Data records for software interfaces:
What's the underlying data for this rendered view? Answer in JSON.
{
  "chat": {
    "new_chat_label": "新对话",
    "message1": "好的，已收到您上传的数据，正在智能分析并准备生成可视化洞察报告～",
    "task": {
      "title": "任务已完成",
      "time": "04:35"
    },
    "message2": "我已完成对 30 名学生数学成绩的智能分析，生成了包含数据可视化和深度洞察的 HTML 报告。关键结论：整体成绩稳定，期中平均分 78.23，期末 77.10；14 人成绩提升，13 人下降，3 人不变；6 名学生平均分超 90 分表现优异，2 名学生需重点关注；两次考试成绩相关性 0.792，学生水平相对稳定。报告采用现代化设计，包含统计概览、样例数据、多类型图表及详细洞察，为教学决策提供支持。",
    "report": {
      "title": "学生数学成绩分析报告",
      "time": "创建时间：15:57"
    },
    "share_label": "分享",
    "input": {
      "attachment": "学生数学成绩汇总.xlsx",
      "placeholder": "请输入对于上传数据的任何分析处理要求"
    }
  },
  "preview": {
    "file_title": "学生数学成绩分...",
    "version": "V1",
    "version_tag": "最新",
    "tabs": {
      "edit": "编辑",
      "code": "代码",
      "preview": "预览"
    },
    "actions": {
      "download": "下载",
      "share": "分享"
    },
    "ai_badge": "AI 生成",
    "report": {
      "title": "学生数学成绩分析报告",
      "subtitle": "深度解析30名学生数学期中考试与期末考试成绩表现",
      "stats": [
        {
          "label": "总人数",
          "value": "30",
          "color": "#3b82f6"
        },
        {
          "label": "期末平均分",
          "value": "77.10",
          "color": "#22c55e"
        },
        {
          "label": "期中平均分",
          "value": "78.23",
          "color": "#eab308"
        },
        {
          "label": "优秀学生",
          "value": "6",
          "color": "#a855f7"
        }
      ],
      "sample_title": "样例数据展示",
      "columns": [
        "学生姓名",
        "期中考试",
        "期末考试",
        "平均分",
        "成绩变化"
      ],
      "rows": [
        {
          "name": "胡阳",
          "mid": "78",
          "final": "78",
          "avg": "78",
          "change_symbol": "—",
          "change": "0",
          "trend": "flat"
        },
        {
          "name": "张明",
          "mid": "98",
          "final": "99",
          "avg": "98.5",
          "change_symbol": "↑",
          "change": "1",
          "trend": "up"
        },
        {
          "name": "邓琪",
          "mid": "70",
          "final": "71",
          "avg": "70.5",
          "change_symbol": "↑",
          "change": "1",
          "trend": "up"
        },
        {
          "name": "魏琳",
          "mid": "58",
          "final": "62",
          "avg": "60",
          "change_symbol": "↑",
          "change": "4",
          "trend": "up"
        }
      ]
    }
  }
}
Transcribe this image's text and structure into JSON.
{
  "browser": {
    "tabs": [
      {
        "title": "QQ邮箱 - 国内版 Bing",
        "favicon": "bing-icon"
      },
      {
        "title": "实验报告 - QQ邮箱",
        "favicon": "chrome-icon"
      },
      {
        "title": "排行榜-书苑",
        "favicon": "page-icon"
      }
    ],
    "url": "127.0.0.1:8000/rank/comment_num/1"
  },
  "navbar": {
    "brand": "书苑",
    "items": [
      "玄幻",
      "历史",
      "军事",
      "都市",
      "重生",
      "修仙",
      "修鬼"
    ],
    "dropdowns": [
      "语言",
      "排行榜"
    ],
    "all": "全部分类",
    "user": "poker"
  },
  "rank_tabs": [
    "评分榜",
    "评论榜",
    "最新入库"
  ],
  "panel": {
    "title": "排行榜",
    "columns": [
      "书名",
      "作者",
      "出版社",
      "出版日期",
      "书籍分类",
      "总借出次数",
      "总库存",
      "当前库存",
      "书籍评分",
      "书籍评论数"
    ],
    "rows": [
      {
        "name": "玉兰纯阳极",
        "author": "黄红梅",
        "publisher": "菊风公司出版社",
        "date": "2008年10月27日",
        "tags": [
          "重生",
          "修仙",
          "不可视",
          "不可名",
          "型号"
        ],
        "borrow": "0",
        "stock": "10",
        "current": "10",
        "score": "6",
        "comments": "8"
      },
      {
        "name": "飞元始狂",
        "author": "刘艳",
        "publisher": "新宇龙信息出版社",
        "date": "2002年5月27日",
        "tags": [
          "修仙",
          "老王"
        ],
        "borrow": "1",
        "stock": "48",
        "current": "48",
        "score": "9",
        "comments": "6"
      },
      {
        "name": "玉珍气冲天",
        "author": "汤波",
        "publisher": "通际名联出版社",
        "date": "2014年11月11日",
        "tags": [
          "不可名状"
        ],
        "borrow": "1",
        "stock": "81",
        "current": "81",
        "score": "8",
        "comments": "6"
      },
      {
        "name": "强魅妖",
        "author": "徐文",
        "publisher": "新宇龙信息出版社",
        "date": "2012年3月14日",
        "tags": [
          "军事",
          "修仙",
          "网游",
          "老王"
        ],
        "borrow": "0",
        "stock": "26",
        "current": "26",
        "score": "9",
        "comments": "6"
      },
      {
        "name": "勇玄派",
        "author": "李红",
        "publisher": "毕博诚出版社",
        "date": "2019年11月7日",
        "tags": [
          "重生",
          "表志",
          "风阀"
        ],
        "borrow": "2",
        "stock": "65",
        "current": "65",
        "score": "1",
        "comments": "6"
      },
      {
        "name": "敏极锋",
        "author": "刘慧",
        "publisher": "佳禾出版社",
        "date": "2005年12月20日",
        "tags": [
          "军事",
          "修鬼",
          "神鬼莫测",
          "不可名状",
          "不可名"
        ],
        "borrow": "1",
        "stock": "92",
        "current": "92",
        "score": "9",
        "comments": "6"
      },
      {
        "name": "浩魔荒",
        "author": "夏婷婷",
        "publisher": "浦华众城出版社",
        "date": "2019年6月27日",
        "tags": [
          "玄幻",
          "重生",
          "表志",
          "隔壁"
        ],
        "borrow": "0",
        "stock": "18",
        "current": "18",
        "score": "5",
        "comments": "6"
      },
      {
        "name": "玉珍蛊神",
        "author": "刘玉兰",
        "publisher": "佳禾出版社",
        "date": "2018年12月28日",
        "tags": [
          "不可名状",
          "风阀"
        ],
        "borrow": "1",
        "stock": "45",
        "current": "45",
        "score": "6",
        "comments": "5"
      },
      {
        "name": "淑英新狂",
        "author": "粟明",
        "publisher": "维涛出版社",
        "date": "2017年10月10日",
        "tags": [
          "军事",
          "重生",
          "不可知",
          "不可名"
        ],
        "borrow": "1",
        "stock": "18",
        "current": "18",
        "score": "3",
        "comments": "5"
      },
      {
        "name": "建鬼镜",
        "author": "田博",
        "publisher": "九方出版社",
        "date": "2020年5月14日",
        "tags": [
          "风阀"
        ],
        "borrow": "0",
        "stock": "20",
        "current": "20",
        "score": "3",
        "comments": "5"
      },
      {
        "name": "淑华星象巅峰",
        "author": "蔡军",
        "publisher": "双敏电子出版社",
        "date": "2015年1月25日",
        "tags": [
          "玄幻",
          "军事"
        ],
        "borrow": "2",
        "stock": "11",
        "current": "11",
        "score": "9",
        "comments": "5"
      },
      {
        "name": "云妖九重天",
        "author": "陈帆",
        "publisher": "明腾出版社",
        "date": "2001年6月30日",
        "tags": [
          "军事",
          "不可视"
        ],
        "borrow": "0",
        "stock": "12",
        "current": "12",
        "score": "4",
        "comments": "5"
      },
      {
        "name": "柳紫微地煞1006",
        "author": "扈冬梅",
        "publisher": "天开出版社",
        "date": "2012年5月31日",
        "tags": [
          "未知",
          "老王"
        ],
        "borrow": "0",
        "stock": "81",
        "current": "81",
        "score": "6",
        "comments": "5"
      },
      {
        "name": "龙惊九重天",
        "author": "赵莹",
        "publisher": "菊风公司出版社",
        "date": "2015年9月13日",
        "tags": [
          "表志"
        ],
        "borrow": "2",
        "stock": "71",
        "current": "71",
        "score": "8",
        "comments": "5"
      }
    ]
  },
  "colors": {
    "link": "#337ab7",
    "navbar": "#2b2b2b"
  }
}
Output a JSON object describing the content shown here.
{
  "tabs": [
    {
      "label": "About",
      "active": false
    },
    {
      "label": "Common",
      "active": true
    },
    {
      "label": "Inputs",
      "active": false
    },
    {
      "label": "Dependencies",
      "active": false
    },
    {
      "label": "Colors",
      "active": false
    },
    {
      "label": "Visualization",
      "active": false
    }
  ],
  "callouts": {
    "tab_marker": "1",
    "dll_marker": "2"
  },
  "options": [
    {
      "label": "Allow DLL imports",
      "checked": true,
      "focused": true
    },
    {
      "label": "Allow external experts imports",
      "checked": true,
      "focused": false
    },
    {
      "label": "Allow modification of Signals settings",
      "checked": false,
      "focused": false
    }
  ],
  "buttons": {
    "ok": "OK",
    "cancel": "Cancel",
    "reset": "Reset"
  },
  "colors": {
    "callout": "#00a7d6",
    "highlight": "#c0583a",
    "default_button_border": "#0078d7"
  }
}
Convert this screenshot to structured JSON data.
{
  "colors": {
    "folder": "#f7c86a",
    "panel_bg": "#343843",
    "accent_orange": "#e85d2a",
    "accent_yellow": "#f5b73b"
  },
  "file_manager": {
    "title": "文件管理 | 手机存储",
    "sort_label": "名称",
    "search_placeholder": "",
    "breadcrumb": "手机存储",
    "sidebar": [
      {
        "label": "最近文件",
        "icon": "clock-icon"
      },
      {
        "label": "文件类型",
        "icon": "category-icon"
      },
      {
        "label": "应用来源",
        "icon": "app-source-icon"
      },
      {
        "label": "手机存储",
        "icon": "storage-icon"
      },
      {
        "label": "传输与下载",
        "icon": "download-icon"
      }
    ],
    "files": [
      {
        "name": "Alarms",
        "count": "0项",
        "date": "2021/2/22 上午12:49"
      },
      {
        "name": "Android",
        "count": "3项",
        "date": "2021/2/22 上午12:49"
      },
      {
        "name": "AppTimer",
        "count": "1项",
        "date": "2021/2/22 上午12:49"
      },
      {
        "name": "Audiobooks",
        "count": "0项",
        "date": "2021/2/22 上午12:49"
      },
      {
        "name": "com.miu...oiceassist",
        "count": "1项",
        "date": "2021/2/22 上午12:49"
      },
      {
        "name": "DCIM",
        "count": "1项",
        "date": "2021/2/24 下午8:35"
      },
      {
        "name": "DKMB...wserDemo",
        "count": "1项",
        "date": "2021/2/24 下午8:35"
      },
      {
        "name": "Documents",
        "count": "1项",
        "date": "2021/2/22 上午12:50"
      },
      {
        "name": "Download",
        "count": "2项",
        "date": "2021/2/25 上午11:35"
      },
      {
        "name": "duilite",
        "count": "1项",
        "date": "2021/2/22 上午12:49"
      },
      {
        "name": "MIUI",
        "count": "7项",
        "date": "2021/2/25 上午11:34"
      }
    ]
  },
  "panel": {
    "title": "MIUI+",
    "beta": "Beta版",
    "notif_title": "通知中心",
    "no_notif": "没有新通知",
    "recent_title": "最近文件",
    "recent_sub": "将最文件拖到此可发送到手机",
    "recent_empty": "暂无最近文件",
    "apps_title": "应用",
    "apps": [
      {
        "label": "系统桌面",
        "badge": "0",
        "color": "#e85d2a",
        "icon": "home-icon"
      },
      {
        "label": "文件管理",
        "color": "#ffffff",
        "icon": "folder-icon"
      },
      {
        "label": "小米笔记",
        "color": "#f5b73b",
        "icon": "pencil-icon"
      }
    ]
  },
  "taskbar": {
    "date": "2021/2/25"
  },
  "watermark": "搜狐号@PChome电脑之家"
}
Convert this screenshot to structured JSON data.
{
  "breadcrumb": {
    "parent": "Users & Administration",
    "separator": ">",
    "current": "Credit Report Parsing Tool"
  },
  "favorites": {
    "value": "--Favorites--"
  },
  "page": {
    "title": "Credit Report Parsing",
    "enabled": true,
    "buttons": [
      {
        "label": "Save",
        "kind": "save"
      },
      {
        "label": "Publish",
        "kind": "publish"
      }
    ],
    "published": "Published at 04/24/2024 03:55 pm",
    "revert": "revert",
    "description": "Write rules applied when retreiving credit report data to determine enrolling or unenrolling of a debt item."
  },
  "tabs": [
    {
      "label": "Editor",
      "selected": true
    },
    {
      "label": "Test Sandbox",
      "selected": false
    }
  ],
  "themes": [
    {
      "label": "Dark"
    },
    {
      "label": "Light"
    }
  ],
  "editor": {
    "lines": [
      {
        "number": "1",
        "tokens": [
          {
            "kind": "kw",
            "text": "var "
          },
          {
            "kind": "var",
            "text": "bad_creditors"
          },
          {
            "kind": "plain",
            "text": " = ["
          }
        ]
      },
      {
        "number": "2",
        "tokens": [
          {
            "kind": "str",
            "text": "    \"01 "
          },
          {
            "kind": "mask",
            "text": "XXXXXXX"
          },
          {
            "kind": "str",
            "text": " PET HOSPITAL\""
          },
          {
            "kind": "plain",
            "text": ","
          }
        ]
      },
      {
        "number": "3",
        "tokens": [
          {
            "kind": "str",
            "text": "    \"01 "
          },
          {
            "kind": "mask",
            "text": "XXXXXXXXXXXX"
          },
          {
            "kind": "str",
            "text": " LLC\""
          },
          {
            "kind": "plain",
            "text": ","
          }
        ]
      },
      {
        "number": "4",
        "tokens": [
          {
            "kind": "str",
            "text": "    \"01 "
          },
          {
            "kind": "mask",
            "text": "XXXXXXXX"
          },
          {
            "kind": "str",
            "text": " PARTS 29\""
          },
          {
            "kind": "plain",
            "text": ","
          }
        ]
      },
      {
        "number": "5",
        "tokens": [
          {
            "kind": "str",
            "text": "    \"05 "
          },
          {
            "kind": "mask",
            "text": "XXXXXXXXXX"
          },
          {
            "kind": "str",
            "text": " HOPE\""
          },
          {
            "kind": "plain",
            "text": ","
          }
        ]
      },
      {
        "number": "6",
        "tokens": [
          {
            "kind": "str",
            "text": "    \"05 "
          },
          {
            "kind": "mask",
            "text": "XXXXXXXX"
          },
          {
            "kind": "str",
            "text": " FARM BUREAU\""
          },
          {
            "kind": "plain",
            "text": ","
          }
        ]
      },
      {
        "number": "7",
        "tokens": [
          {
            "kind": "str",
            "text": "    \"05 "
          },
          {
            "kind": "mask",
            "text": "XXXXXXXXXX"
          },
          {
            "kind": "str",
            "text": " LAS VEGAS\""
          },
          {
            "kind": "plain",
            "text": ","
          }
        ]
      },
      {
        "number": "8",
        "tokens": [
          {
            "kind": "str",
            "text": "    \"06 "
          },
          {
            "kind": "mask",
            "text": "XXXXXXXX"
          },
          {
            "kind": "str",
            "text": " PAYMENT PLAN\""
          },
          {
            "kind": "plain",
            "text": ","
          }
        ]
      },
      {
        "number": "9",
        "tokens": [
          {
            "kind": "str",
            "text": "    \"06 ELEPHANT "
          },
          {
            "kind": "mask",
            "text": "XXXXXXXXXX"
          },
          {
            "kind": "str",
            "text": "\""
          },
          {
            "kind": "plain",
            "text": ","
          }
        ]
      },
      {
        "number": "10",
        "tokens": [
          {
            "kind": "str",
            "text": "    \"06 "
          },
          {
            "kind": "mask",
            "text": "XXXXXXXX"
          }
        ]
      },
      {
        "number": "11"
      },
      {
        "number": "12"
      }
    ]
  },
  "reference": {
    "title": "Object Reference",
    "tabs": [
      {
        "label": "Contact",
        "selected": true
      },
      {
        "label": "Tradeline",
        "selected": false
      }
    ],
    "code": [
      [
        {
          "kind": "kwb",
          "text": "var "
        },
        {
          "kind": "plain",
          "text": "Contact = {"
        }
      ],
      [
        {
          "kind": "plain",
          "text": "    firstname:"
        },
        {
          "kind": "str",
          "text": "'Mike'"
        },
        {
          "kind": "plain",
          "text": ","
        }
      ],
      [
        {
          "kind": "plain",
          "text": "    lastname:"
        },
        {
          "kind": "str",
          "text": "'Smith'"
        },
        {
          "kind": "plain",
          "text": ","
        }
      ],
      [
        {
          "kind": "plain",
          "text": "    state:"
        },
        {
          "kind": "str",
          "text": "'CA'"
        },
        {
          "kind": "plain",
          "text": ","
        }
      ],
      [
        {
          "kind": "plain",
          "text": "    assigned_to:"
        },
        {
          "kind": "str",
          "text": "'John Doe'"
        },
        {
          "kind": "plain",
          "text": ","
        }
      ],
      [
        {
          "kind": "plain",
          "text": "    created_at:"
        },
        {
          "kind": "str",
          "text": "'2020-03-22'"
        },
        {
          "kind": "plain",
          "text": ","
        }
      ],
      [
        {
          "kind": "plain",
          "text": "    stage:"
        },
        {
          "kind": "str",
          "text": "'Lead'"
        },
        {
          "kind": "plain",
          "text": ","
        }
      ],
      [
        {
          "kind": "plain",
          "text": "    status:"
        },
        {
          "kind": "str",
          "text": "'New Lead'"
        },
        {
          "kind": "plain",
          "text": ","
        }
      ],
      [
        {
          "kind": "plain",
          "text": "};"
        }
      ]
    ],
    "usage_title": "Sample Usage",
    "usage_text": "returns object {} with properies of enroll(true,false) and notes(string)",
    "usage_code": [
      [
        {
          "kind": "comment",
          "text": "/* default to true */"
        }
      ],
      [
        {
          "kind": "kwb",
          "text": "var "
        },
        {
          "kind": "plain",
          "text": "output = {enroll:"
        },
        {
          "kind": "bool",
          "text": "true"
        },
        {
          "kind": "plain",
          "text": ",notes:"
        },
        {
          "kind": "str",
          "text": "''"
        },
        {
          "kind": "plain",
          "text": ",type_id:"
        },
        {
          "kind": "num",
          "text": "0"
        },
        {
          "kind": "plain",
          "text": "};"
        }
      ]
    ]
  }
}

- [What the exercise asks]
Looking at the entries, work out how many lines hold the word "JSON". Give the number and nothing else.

- [Response]
5